Plant cytoplasmic male sterility (CMS) results from incompatibilities between the organellar and nuclear genomes and prevents self pollination, enabling hybrid crop breeding to increase yields. The Wild Abortive CMS (CMS-WA) has been exploited in the majority of 'three-line' hybrid rice production since the 1970s, but the molecular basis of this trait remains unknown. Here we report that a new mitochondrial gene, WA352, which originated recently in wild rice, confers CMS-WA because the protein it encodes interacts with the nuclear-encoded mitochondrial protein COX11. In CMS-WA lines, WA352 accumulates preferentially in the anther tapetum, thereby inhibiting COX11 function in peroxide metabolism and triggering premature tapetal programmed cell death and consequent pollen abortion.
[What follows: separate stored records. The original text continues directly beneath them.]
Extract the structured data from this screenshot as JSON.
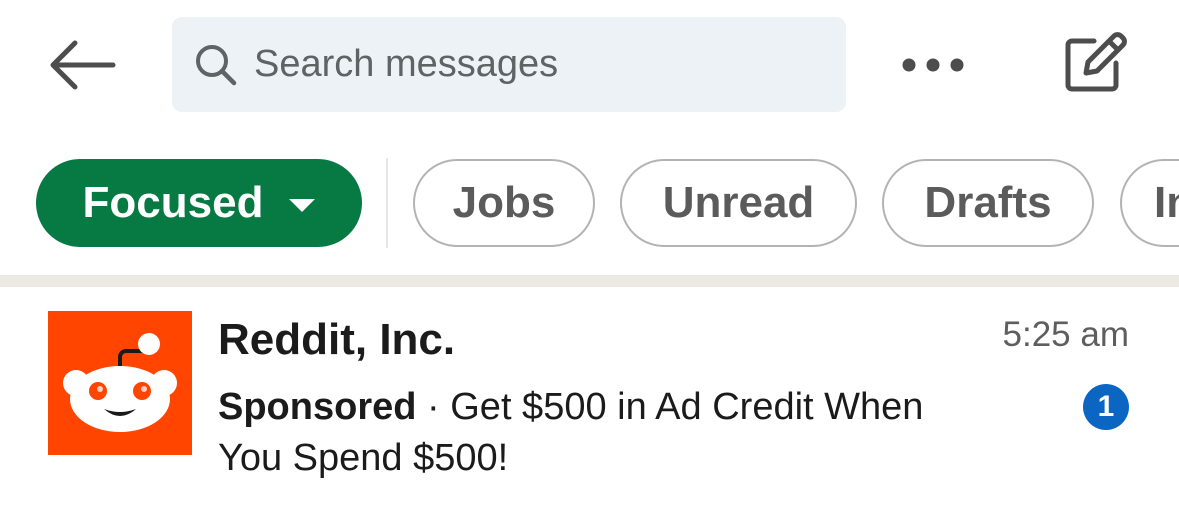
{
  "header": {
    "back_icon": "arrow-left-icon",
    "search": {
      "placeholder": "Search messages",
      "value": "",
      "icon": "search-icon"
    },
    "more_icon": "more-horizontal-icon",
    "compose_icon": "compose-icon"
  },
  "filters": {
    "chips": [
      {
        "label": "Focused",
        "active": true,
        "has_dropdown": true
      },
      {
        "label": "Jobs",
        "active": false
      },
      {
        "label": "Unread",
        "active": false
      },
      {
        "label": "Drafts",
        "active": false
      },
      {
        "label": "In",
        "active": false
      }
    ],
    "active_color": "#077a43"
  },
  "conversations": [
    {
      "sender": "Reddit, Inc.",
      "time": "5:25 am",
      "tag": "Sponsored",
      "separator": " · ",
      "message": "Get $500 in Ad Credit When You Spend $500!",
      "unread_count": "1",
      "avatar_icon": "reddit-logo-icon",
      "avatar_color": "#ff4500"
    }
  ],
  "colors": {
    "badge": "#0a66c2",
    "search_bg": "#edf2f6"
  }
}
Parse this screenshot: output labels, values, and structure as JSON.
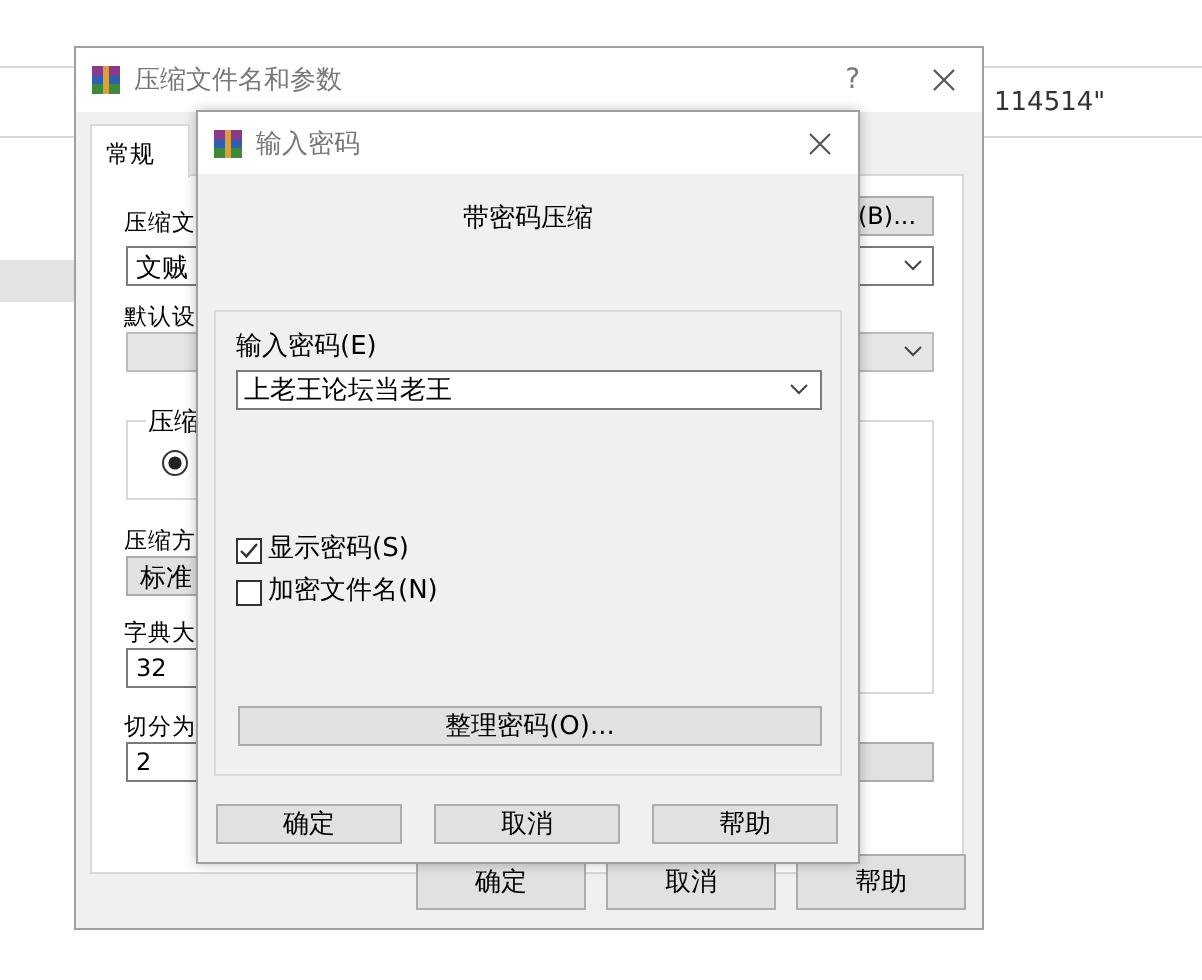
{
  "background": {
    "text": "114514\""
  },
  "main_window": {
    "title": "压缩文件名和参数",
    "help": "?",
    "tabs": [
      {
        "label": "常规",
        "selected": true
      }
    ],
    "left_items": [
      {
        "kind": "label",
        "text": "压缩文"
      },
      {
        "kind": "input",
        "text": "文贼"
      },
      {
        "kind": "label",
        "text": "默认设"
      },
      {
        "kind": "disabled_combo"
      },
      {
        "kind": "group",
        "text": "压缩",
        "selected": true
      },
      {
        "kind": "label",
        "text": "压缩方"
      },
      {
        "kind": "select",
        "text": "标准"
      },
      {
        "kind": "label",
        "text": "字典大"
      },
      {
        "kind": "input",
        "text": "32"
      },
      {
        "kind": "label",
        "text": "切分为"
      },
      {
        "kind": "input",
        "text": "2"
      }
    ],
    "right_items": [
      {
        "kind": "button",
        "text": "(B)..."
      },
      {
        "kind": "combo"
      },
      {
        "kind": "disabled_combo"
      },
      {
        "kind": "group"
      },
      {
        "kind": "button"
      }
    ],
    "buttons": [
      "确定",
      "取消",
      "帮助"
    ]
  },
  "dialog": {
    "title": "输入密码",
    "heading": "带密码压缩",
    "password_label": "输入密码(E)",
    "password": "上老王论坛当老王",
    "options": [
      {
        "label": "显示密码(S)",
        "checked": true
      },
      {
        "label": "加密文件名(N)",
        "checked": false
      }
    ],
    "organize_button": "整理密码(O)...",
    "buttons": [
      "确定",
      "取消",
      "帮助"
    ]
  }
}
WA352-induced sterility can be suppressed by two restorer-of-fertility (Rf) genes, suggesting the existence of different mechanisms to counteract deleterious cytoplasmic factors. Thus, CMS-related cytoplasmic-nuclear incompatibility is driven by a detrimental interaction between a newly evolved mitochondrial gene and a conserved, essential nuclear gene.
Luo D, Xu H, Liu Z, Guo J, Li H, Chen L, Fang C, Zhang Q, Bai M, Yao N, Wu H, Wu H, Ji C, Zheng H, Chen Y, Ye S, Li X, Zhao X, Li R, Liu YG.A detrimental mitochondrial-nuclear interaction causes cytoplasmic male sterility in rice. Nat Genet. 2013 45(5):573-7.[full text]